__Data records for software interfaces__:
==================================================
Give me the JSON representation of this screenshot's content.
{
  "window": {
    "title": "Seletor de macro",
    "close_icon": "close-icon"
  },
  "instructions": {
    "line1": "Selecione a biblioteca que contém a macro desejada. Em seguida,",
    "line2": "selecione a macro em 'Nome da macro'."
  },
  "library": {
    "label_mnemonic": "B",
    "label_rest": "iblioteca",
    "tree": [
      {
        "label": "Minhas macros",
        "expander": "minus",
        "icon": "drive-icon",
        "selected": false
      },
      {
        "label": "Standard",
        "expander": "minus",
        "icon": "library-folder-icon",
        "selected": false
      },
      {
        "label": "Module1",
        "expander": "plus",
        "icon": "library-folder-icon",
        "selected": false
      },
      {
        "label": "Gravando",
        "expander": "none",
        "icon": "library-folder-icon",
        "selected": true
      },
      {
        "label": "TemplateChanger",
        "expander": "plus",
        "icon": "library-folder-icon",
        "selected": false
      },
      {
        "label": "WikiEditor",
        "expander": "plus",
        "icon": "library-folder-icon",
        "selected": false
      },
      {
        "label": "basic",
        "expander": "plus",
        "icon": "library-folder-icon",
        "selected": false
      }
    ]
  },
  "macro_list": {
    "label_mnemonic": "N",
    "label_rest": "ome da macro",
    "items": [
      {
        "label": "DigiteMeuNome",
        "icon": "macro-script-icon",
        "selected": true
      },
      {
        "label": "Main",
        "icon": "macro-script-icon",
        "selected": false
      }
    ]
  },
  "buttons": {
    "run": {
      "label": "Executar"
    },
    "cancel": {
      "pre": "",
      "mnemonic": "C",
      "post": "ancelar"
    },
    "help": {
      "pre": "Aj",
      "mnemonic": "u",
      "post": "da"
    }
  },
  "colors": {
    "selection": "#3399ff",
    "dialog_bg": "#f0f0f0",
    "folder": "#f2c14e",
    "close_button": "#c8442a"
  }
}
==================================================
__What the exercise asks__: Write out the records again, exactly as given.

__Task solution__:
Give me the JSON representation of this screenshot's content.
{
  "window": {
    "title": "Seletor de macro",
    "close_icon": "close-icon"
  },
  "instructions": {
    "line1": "Selecione a biblioteca que contém a macro desejada. Em seguida,",
    "line2": "selecione a macro em 'Nome da macro'."
  },
  "library": {
    "label_mnemonic": "B",
    "label_rest": "iblioteca",
    "tree": [
      {
        "label": "Minhas macros",
        "expander": "minus",
        "icon": "drive-icon",
        "selected": false
      },
      {
        "label": "Standard",
        "expander": "minus",
        "icon": "library-folder-icon",
        "selected": false
      },
      {
        "label": "Module1",
        "expander": "plus",
        "icon": "library-folder-icon",
        "selected": false
      },
      {
        "label": "Gravando",
        "expander": "none",
        "icon": "library-folder-icon",
        "selected": true
      },
      {
        "label": "TemplateChanger",
        "expander": "plus",
        "icon": "library-folder-icon",
        "selected": false
      },
      {
        "label": "WikiEditor",
        "expander": "plus",
        "icon": "library-folder-icon",
        "selected": false
      },
      {
        "label": "basic",
        "expander": "plus",
        "icon": "library-folder-icon",
        "selected": false
      }
    ]
  },
  "macro_list": {
    "label_mnemonic": "N",
    "label_rest": "ome da macro",
    "items": [
      {
        "label": "DigiteMeuNome",
        "icon": "macro-script-icon",
        "selected": true
      },
      {
        "label": "Main",
        "icon": "macro-script-icon",
        "selected": false
      }
    ]
  },
  "buttons": {
    "run": {
      "label": "Executar"
    },
    "cancel": {
      "pre": "",
      "mnemonic": "C",
      "post": "ancelar"
    },
    "help": {
      "pre": "Aj",
      "mnemonic": "u",
      "post": "da"
    }
  },
  "colors": {
    "selection": "#3399ff",
    "dialog_bg": "#f0f0f0",
    "folder": "#f2c14e",
    "close_button": "#c8442a"
  }
}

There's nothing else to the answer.